Investors, however, should be focusing on the long term. You shouldn’t expect a quick return from the stock market over one year and should be prepared to hold your investments for at least five years to ride out any peaks and troughs.

Tom Stevenson, investment director for personal investing at Fidelity International says: “As far as short term buy signals go, the ‘January Effect’ seems to have a reasonably reliable hit rate.

However, as far as 2015 has shown, such adages should not be solely relied upon when making investment decisions.”

Instead, investors should focus on sound investment principles such as staying invested through market ups and downs, saving regularly every month and being well diversified in their investments across asset classes such as cash, equities, bonds and property.

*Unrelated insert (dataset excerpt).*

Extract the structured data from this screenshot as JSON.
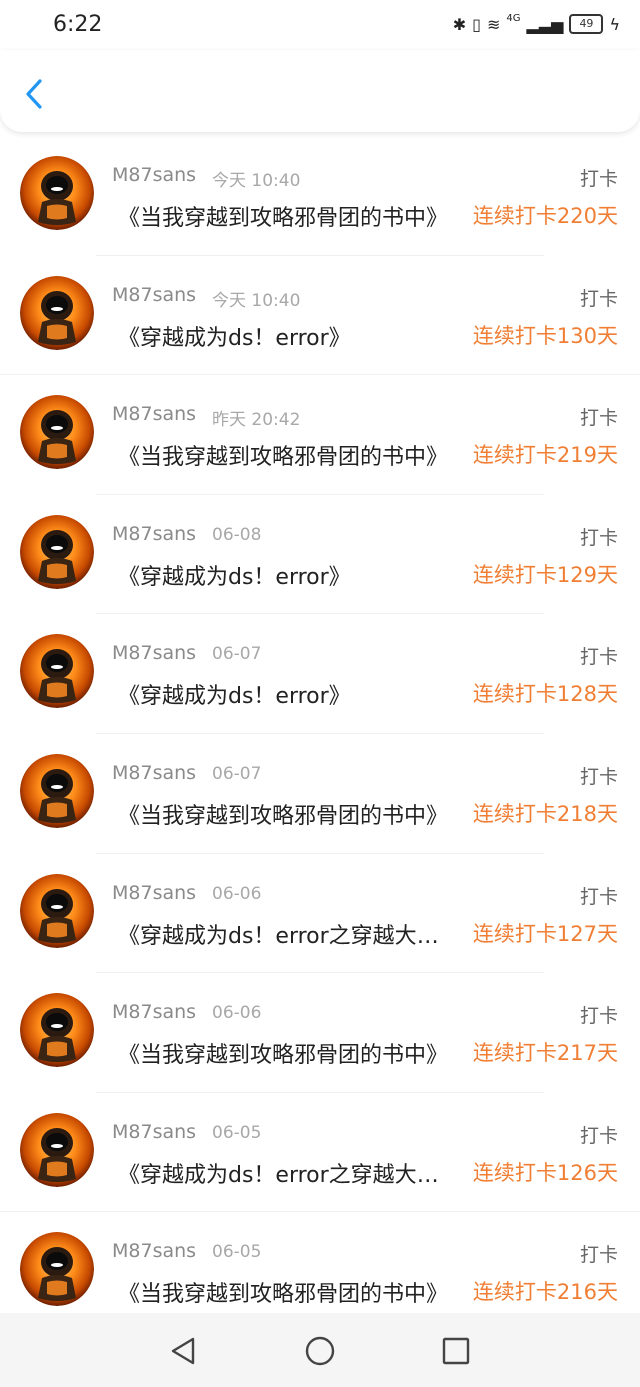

Jason Hollands
, managing director at 
Tilney Bestinvest sees “a cocktail of concerns in the outlook for 2016”. These include:

  • slowing global growth, with China at its epicentre
  • disinflationary pressures, a slowing in the rate of price inflation
  • high levels of government and consumer debt constraining consumption growth


“In the near term we think investors need to take tread with caution and be very selective on where they invest. Just ‘being in the market’ won’t be good enough,” he says.

Mr Hollands investors who want to be choosy about their investments should consider European and Japanese stock market investments. He says: “Both regions are already printing money but are nowhere near their target rates of inflation and therefore there is a real prospect of them stepping harder on the accelerator, which would support asset prices though the benefit to the real economy is questionable.”

Mr Hollands also thinks that in the current rocky investment environment, investors should consider ‘targeted absolute return funds’ that aim to make money regardless of market conditions.

Tilney Bestinvest’s favourite absolute return funds